### Dataset extract
****************************************
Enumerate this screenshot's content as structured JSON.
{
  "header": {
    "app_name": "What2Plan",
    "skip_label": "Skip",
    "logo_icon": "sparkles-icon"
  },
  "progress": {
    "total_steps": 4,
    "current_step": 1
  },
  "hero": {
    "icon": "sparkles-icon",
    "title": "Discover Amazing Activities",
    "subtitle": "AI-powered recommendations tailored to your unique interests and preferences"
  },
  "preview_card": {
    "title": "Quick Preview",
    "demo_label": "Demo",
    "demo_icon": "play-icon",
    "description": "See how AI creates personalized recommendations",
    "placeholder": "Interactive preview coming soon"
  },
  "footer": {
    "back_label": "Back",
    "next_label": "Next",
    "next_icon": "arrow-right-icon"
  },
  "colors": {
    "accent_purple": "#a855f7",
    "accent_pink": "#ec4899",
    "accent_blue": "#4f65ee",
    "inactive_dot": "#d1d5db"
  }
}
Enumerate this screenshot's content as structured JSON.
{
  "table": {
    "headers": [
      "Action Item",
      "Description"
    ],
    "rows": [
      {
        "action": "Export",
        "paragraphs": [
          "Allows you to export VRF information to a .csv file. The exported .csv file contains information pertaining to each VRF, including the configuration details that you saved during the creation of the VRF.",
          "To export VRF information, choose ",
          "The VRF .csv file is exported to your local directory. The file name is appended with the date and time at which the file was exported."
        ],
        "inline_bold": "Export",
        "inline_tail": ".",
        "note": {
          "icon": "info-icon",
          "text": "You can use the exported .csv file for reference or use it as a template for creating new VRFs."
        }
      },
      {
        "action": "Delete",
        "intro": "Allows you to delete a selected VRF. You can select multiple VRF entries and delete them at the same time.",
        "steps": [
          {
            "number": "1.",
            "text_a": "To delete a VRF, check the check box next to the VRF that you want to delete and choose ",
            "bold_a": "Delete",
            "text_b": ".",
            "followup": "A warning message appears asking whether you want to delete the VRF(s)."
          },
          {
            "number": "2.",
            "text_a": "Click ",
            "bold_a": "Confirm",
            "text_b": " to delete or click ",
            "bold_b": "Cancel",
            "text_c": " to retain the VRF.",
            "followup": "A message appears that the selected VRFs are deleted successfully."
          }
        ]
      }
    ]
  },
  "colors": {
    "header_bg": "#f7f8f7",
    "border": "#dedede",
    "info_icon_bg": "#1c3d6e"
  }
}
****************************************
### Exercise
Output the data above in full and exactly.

### Response to the exercise
Enumerate this screenshot's content as structured JSON.
{
  "header": {
    "app_name": "What2Plan",
    "skip_label": "Skip",
    "logo_icon": "sparkles-icon"
  },
  "progress": {
    "total_steps": 4,
    "current_step": 1
  },
  "hero": {
    "icon": "sparkles-icon",
    "title": "Discover Amazing Activities",
    "subtitle": "AI-powered recommendations tailored to your unique interests and preferences"
  },
  "preview_card": {
    "title": "Quick Preview",
    "demo_label": "Demo",
    "demo_icon": "play-icon",
    "description": "See how AI creates personalized recommendations",
    "placeholder": "Interactive preview coming soon"
  },
  "footer": {
    "back_label": "Back",
    "next_label": "Next",
    "next_icon": "arrow-right-icon"
  },
  "colors": {
    "accent_purple": "#a855f7",
    "accent_pink": "#ec4899",
    "accent_blue": "#4f65ee",
    "inactive_dot": "#d1d5db"
  }
}
Enumerate this screenshot's content as structured JSON.
{
  "table": {
    "headers": [
      "Action Item",
      "Description"
    ],
    "rows": [
      {
        "action": "Export",
        "paragraphs": [
          "Allows you to export VRF information to a .csv file. The exported .csv file contains information pertaining to each VRF, including the configuration details that you saved during the creation of the VRF.",
          "To export VRF information, choose ",
          "The VRF .csv file is exported to your local directory. The file name is appended with the date and time at which the file was exported."
        ],
        "inline_bold": "Export",
        "inline_tail": ".",
        "note": {
          "icon": "info-icon",
          "text": "You can use the exported .csv file for reference or use it as a template for creating new VRFs."
        }
      },
      {
        "action": "Delete",
        "intro": "Allows you to delete a selected VRF. You can select multiple VRF entries and delete them at the same time.",
        "steps": [
          {
            "number": "1.",
            "text_a": "To delete a VRF, check the check box next to the VRF that you want to delete and choose ",
            "bold_a": "Delete",
            "text_b": ".",
            "followup": "A warning message appears asking whether you want to delete the VRF(s)."
          },
          {
            "number": "2.",
            "text_a": "Click ",
            "bold_a": "Confirm",
            "text_b": " to delete or click ",
            "bold_b": "Cancel",
            "text_c": " to retain the VRF.",
            "followup": "A message appears that the selected VRFs are deleted successfully."
          }
        ]
      }
    ]
  },
  "colors": {
    "header_bg": "#f7f8f7",
    "border": "#dedede",
    "info_icon_bg": "#1c3d6e"
  }
}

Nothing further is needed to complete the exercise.